## WHAT IS NEEDED
As you restate the entries, keep every word intact and leave out whatever images they hold.

Dataset rows for apps and sites

──────

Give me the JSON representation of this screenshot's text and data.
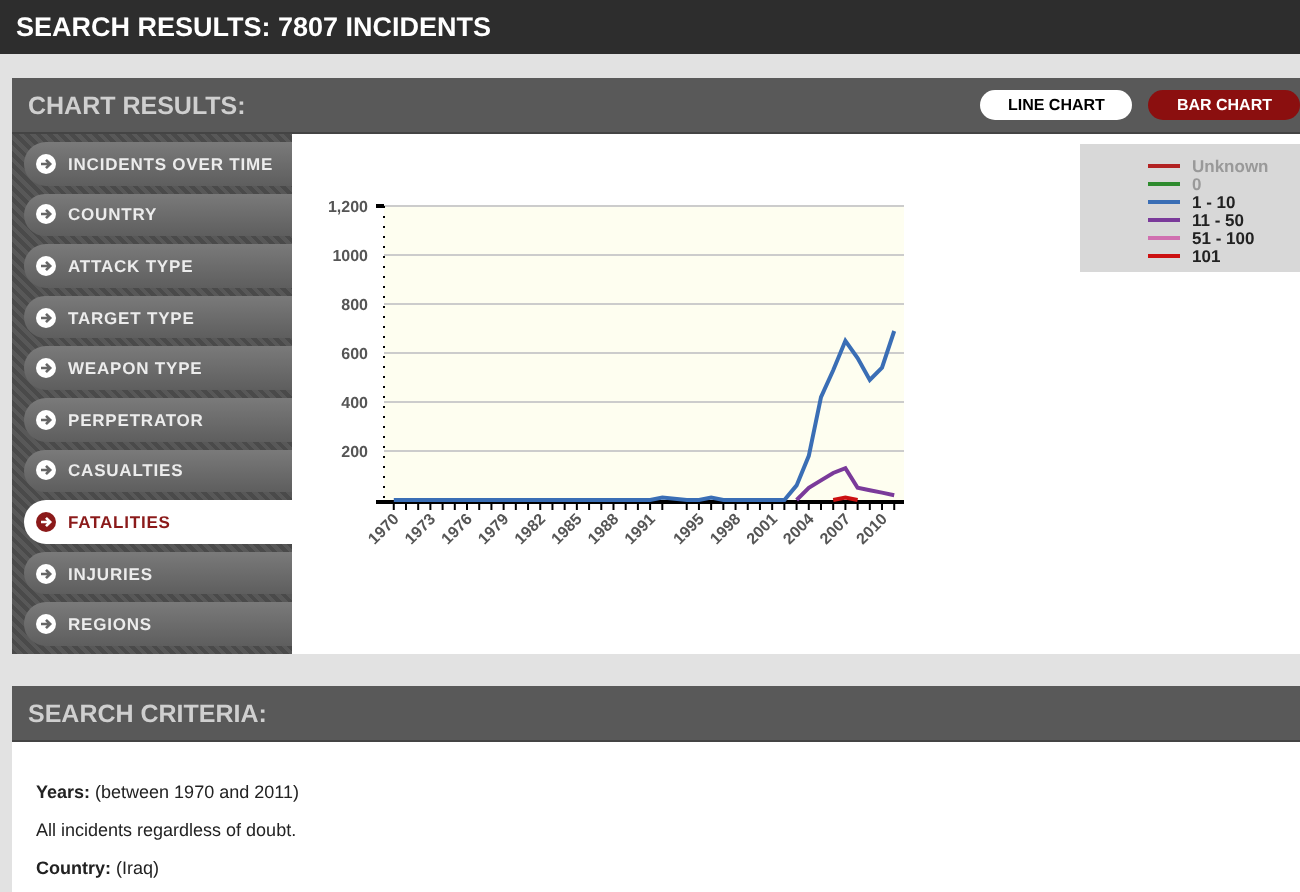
{
  "page_title": "SEARCH RESULTS: 7807 INCIDENTS",
  "chart_panel": {
    "title": "CHART RESULTS:",
    "view_buttons": [
      {
        "label": "LINE CHART",
        "selected": true
      },
      {
        "label": "BAR CHART",
        "selected": false
      }
    ],
    "sidebar": {
      "items": [
        {
          "label": "INCIDENTS OVER TIME",
          "selected": false
        },
        {
          "label": "COUNTRY",
          "selected": false
        },
        {
          "label": "ATTACK TYPE",
          "selected": false
        },
        {
          "label": "TARGET TYPE",
          "selected": false
        },
        {
          "label": "WEAPON TYPE",
          "selected": false
        },
        {
          "label": "PERPETRATOR",
          "selected": false
        },
        {
          "label": "CASUALTIES",
          "selected": false
        },
        {
          "label": "FATALITIES",
          "selected": true
        },
        {
          "label": "INJURIES",
          "selected": false
        },
        {
          "label": "REGIONS",
          "selected": false
        }
      ]
    },
    "legend": [
      {
        "label": "Unknown",
        "color": "#b22222",
        "dimmed": true
      },
      {
        "label": "0",
        "color": "#2e8b2e",
        "dimmed": true
      },
      {
        "label": "1 - 10",
        "color": "#3a6eb5",
        "dimmed": false
      },
      {
        "label": "11 - 50",
        "color": "#7a3a9a",
        "dimmed": false
      },
      {
        "label": "51 - 100",
        "color": "#d070b0",
        "dimmed": false
      },
      {
        "label": "101",
        "color": "#cc1111",
        "dimmed": false
      }
    ],
    "chart_data": {
      "type": "line",
      "x": [
        1970,
        1971,
        1972,
        1973,
        1974,
        1975,
        1976,
        1977,
        1978,
        1979,
        1980,
        1981,
        1982,
        1983,
        1984,
        1985,
        1986,
        1987,
        1988,
        1989,
        1990,
        1991,
        1992,
        1994,
        1995,
        1996,
        1997,
        1998,
        1999,
        2000,
        2001,
        2002,
        2003,
        2004,
        2005,
        2006,
        2007,
        2008,
        2009,
        2010,
        2011
      ],
      "grid": true,
      "xlim": [
        1969.2,
        2011.8
      ],
      "ylim": [
        0,
        1200
      ],
      "yticks": [
        200,
        400,
        600,
        800,
        1000,
        {
          "value": 1200,
          "label": "1,200"
        }
      ],
      "xticks": [
        1970,
        1973,
        1976,
        1979,
        1982,
        1985,
        1988,
        1991,
        1995,
        1998,
        2001,
        2004,
        2007,
        2010
      ],
      "series": [
        {
          "color": "#cc1111",
          "values": [
            null,
            null,
            null,
            null,
            null,
            null,
            null,
            null,
            null,
            null,
            null,
            null,
            null,
            null,
            null,
            null,
            null,
            null,
            null,
            null,
            null,
            null,
            null,
            null,
            null,
            null,
            null,
            null,
            null,
            null,
            null,
            null,
            null,
            null,
            null,
            0,
            10,
            0,
            null,
            null,
            null
          ]
        },
        {
          "color": "#7a3a9a",
          "values": [
            null,
            null,
            null,
            null,
            null,
            null,
            null,
            null,
            null,
            null,
            null,
            null,
            null,
            null,
            null,
            null,
            null,
            null,
            null,
            null,
            null,
            null,
            null,
            null,
            null,
            null,
            null,
            null,
            null,
            null,
            null,
            null,
            0,
            50,
            80,
            110,
            130,
            50,
            40,
            30,
            20
          ]
        },
        {
          "color": "#3a6eb5",
          "values": [
            0,
            0,
            0,
            0,
            0,
            0,
            0,
            0,
            0,
            0,
            0,
            0,
            0,
            0,
            0,
            0,
            0,
            0,
            0,
            0,
            0,
            0,
            10,
            0,
            0,
            10,
            0,
            0,
            0,
            0,
            0,
            0,
            60,
            180,
            420,
            530,
            650,
            580,
            490,
            540,
            690
          ]
        }
      ]
    }
  },
  "criteria_panel": {
    "title": "SEARCH CRITERIA:",
    "lines": [
      "**Years:** (between 1970 and 2011)",
      "All incidents regardless of doubt.",
      "**Country:** (Iraq)"
    ]
  }
}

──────

## ANSWER SECTION
Give me the JSON representation of this screenshot's text and data.
{
  "page_title": "SEARCH RESULTS: 7807 INCIDENTS",
  "chart_panel": {
    "title": "CHART RESULTS:",
    "view_buttons": [
      {
        "label": "LINE CHART",
        "selected": true
      },
      {
        "label": "BAR CHART",
        "selected": false
      }
    ],
    "sidebar": {
      "items": [
        {
          "label": "INCIDENTS OVER TIME",
          "selected": false
        },
        {
          "label": "COUNTRY",
          "selected": false
        },
        {
          "label": "ATTACK TYPE",
          "selected": false
        },
        {
          "label": "TARGET TYPE",
          "selected": false
        },
        {
          "label": "WEAPON TYPE",
          "selected": false
        },
        {
          "label": "PERPETRATOR",
          "selected": false
        },
        {
          "label": "CASUALTIES",
          "selected": false
        },
        {
          "label": "FATALITIES",
          "selected": true
        },
        {
          "label": "INJURIES",
          "selected": false
        },
        {
          "label": "REGIONS",
          "selected": false
        }
      ]
    },
    "legend": [
      {
        "label": "Unknown",
        "color": "#b22222",
        "dimmed": true
      },
      {
        "label": "0",
        "color": "#2e8b2e",
        "dimmed": true
      },
      {
        "label": "1 - 10",
        "color": "#3a6eb5",
        "dimmed": false
      },
      {
        "label": "11 - 50",
        "color": "#7a3a9a",
        "dimmed": false
      },
      {
        "label": "51 - 100",
        "color": "#d070b0",
        "dimmed": false
      },
      {
        "label": "101",
        "color": "#cc1111",
        "dimmed": false
      }
    ],
    "chart_data": {
      "type": "line",
      "x": [
        1970,
        1971,
        1972,
        1973,
        1974,
        1975,
        1976,
        1977,
        1978,
        1979,
        1980,
        1981,
        1982,
        1983,
        1984,
        1985,
        1986,
        1987,
        1988,
        1989,
        1990,
        1991,
        1992,
        1994,
        1995,
        1996,
        1997,
        1998,
        1999,
        2000,
        2001,
        2002,
        2003,
        2004,
        2005,
        2006,
        2007,
        2008,
        2009,
        2010,
        2011
      ],
      "grid": true,
      "xlim": [
        1969.2,
        2011.8
      ],
      "ylim": [
        0,
        1200
      ],
      "yticks": [
        200,
        400,
        600,
        800,
        1000,
        {
          "value": 1200,
          "label": "1,200"
        }
      ],
      "xticks": [
        1970,
        1973,
        1976,
        1979,
        1982,
        1985,
        1988,
        1991,
        1995,
        1998,
        2001,
        2004,
        2007,
        2010
      ],
      "series": [
        {
          "color": "#cc1111",
          "values": [
            null,
            null,
            null,
            null,
            null,
            null,
            null,
            null,
            null,
            null,
            null,
            null,
            null,
            null,
            null,
            null,
            null,
            null,
            null,
            null,
            null,
            null,
            null,
            null,
            null,
            null,
            null,
            null,
            null,
            null,
            null,
            null,
            null,
            null,
            null,
            0,
            10,
            0,
            null,
            null,
            null
          ]
        },
        {
          "color": "#7a3a9a",
          "values": [
            null,
            null,
            null,
            null,
            null,
            null,
            null,
            null,
            null,
            null,
            null,
            null,
            null,
            null,
            null,
            null,
            null,
            null,
            null,
            null,
            null,
            null,
            null,
            null,
            null,
            null,
            null,
            null,
            null,
            null,
            null,
            null,
            0,
            50,
            80,
            110,
            130,
            50,
            40,
            30,
            20
          ]
        },
        {
          "color": "#3a6eb5",
          "values": [
            0,
            0,
            0,
            0,
            0,
            0,
            0,
            0,
            0,
            0,
            0,
            0,
            0,
            0,
            0,
            0,
            0,
            0,
            0,
            0,
            0,
            0,
            10,
            0,
            0,
            10,
            0,
            0,
            0,
            0,
            0,
            0,
            60,
            180,
            420,
            530,
            650,
            580,
            490,
            540,
            690
          ]
        }
      ]
    }
  },
  "criteria_panel": {
    "title": "SEARCH CRITERIA:",
    "lines": [
      "**Years:** (between 1970 and 2011)",
      "All incidents regardless of doubt.",
      "**Country:** (Iraq)"
    ]
  }
}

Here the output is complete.